Posted in Sunday photos

My photography journey 4Oct20

You might have noticed there was no post last week. I hadn’t taken any pictures. I hadn’t done any learning. I had nothin’.

I’m happy to have pulled out the camera this week and have some shots to share with you!

My son was going swimming and wanted me to take some pictures. He had a head full of ideas, and when he finished sharing them all, he declared, “Now let’s make this dream a reality!” before running off to put his swimsuit on.

Here’s some of what we ended up with:

Some other things hanging around the area where I was shooting from:

The hibiscus has been blooming like crazy and while he was drying off, I took some shots.
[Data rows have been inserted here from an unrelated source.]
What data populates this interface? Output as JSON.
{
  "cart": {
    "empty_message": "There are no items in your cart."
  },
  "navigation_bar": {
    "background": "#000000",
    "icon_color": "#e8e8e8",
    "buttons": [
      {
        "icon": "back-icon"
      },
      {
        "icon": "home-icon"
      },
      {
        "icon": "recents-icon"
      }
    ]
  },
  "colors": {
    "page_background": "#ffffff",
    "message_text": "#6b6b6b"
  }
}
A flower that was no longer thriving was still beautiful. I have three photos; the biggest difference between them is brightness. I can’t decide which I like best.
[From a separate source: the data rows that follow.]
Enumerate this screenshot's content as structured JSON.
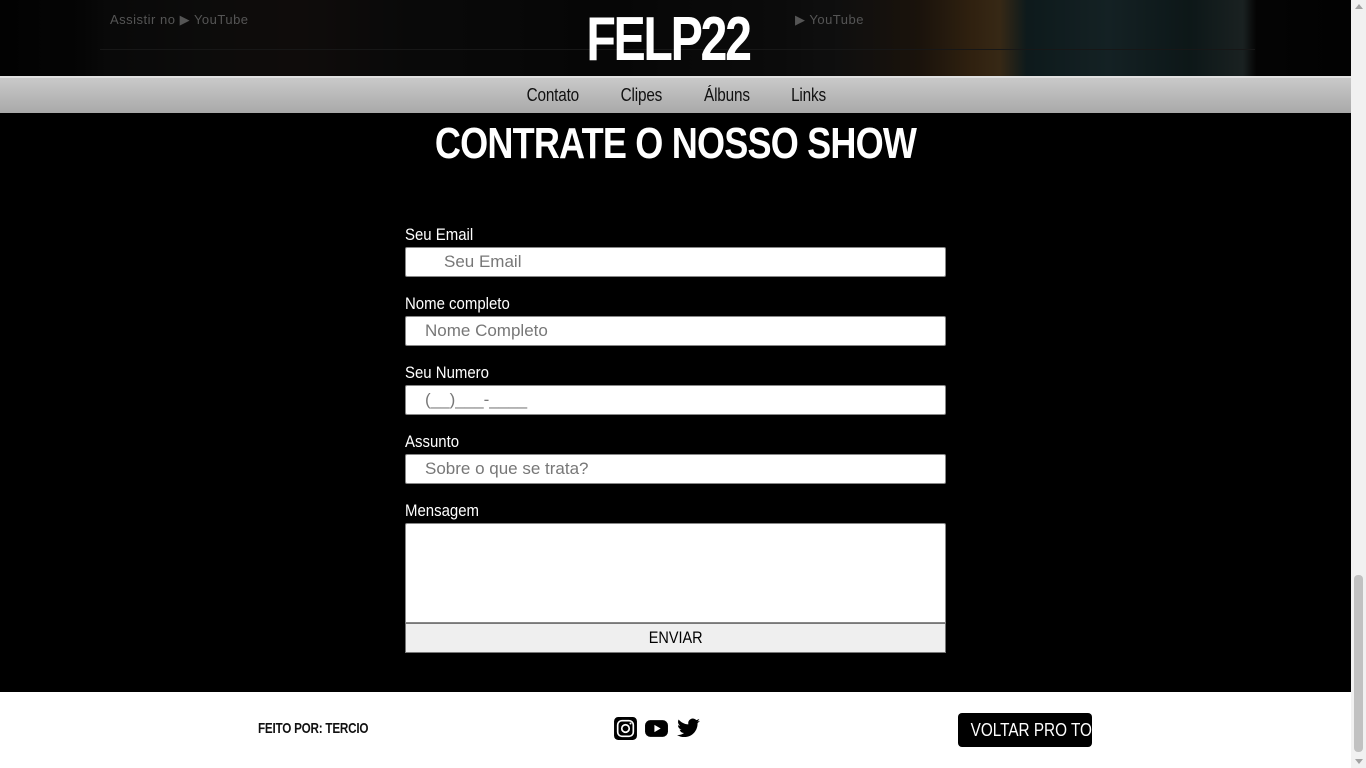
{
  "header": {
    "site_title": "FELP22",
    "hero_badge_left": "Assistir no  ▶ YouTube",
    "hero_badge_right": "▶ YouTube"
  },
  "nav": {
    "items": [
      {
        "label": "Contato"
      },
      {
        "label": "Clipes"
      },
      {
        "label": "Álbuns"
      },
      {
        "label": "Links"
      }
    ]
  },
  "section": {
    "title": "CONTRATE O NOSSO SHOW"
  },
  "form": {
    "email": {
      "label": "Seu Email",
      "placeholder": "Seu Email",
      "value": ""
    },
    "name": {
      "label": "Nome completo",
      "placeholder": "Nome Completo",
      "value": ""
    },
    "phone": {
      "label": "Seu Numero",
      "placeholder": "(__)___-____",
      "value": ""
    },
    "subject": {
      "label": "Assunto",
      "placeholder": "Sobre o que se trata?",
      "value": ""
    },
    "message": {
      "label": "Mensagem",
      "value": ""
    },
    "submit_label": "ENVIAR"
  },
  "footer": {
    "credit": "FEITO POR: TERCIO",
    "social": [
      {
        "icon": "instagram-icon"
      },
      {
        "icon": "youtube-icon"
      },
      {
        "icon": "twitter-icon"
      }
    ],
    "back_to_top_label": "VOLTAR PRO TOPO"
  }
}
And when we came back in the house, The Kid said, “Mom! Do you still have out the Nikon? You have to take a picture of this! Look! With the reflection, it makes a heart!”
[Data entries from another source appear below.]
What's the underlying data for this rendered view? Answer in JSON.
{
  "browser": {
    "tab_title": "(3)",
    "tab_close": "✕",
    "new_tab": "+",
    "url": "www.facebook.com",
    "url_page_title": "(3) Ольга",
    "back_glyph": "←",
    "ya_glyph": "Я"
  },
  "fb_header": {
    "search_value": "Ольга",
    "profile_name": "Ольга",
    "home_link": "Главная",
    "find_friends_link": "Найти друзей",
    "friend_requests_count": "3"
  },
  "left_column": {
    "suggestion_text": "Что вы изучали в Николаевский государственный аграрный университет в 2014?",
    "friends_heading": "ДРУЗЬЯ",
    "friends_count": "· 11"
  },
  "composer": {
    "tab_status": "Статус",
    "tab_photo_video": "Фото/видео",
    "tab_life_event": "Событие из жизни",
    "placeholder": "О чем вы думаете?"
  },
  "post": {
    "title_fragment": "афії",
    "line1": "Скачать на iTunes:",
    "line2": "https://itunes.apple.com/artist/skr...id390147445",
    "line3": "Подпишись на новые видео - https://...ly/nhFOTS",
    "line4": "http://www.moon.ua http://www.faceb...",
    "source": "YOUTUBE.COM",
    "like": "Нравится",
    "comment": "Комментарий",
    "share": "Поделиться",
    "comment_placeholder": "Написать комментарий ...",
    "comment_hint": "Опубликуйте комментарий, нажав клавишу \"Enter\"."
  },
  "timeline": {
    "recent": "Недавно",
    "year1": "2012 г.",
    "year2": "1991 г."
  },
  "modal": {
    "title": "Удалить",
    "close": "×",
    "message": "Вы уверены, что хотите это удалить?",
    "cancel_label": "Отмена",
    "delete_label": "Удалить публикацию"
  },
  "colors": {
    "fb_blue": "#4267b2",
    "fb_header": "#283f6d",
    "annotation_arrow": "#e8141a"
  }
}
Posted in ebb & flow, education, follow-up, physical health, thoughtfulness

Reflections on the second week of pandemic teaching

The novelty of wearing a mask has worn off, and more kids are taking them off. I spent a fair amount of time during class this week showing empathy to their discomfort—I don’t like wearing one, either—and explaining why we’re wearing them. They didn’t seem to know. (That could be no one has explained it well. It could be they weren’t listening.)

One student took off his mask to sneeze. “But if I leave it on, the mask will get nasty!” I explained that they can go to the nurse and get a new mask, and take that one home and wash it. They had never considered this.

I also saw the custodian take off his mask, sneeze into his hand, wipe it on his pants, put the mask back on, and continue with his day.

People don’t get it.

One child came at me with “if oxygen to breathe can get through, the corona virus can get through.” Fortunately, I had recently read a bit about this and was able to tell her that the virus is about 200 times bigger. (I think it was actually 250, but 200 was good enough.)

In lighter news, some time this week, I stopped panicking mid-commute as to whether or not I remembered to comb my hair. Having appropriate clothes and combed hair before leaving the house has become a habit again.

We have fall break next week. I suspect the habit will weaken. I’m OK with that.

I used a different lid for my water bottle—one with a straw—and it helped. I realized, though, that part of when I would sip some water was when students had a minute to practice something on their own.

We’re not playing instruments. There’s no minute tucked in to grab a drink. But between classes it’s much easier, and when there are moments here and there, I do take advantage now.

We have a two-part plan in place at one of my schools: we’re playing instruments at home and bucket drumming at school.

Only a few 6th graders were motivated to take their instruments home right away. They started bucket drumming on Wednesday and were excited!

I realized that with masks on and earplugs in, it would be difficult to use voices to communicate, so I looked up a few ASL signs and taught those.

We have a lot of potential with those buckets! I need to come up with a good long-term plan, as I don’t have one yet, but what we were able to do in a couple of days was great.

And parents (or at least most, I assume) are happy that the buckets and drum sticks stay at school. If the kids are drumming at home, it’s been provided at home.

The 5th graders were excited to learn their band instruments, so we took a few days to learn how to open cases, put the instruments together, how to hold them, how to get them back in the case. I put videos for making a sound on their instruments in their Google Classroom where we had class for the first seven weeks of the quarter, with a link to FlipGrid. Half have already sent me a video of them producing a sound on their instrument. They’ll start buckets after break.

And on we go. While I wasn’t scratching and clawing my way to fall break this year, I’m not complaining one bit about having a week off! I’ll always take more time to do other things.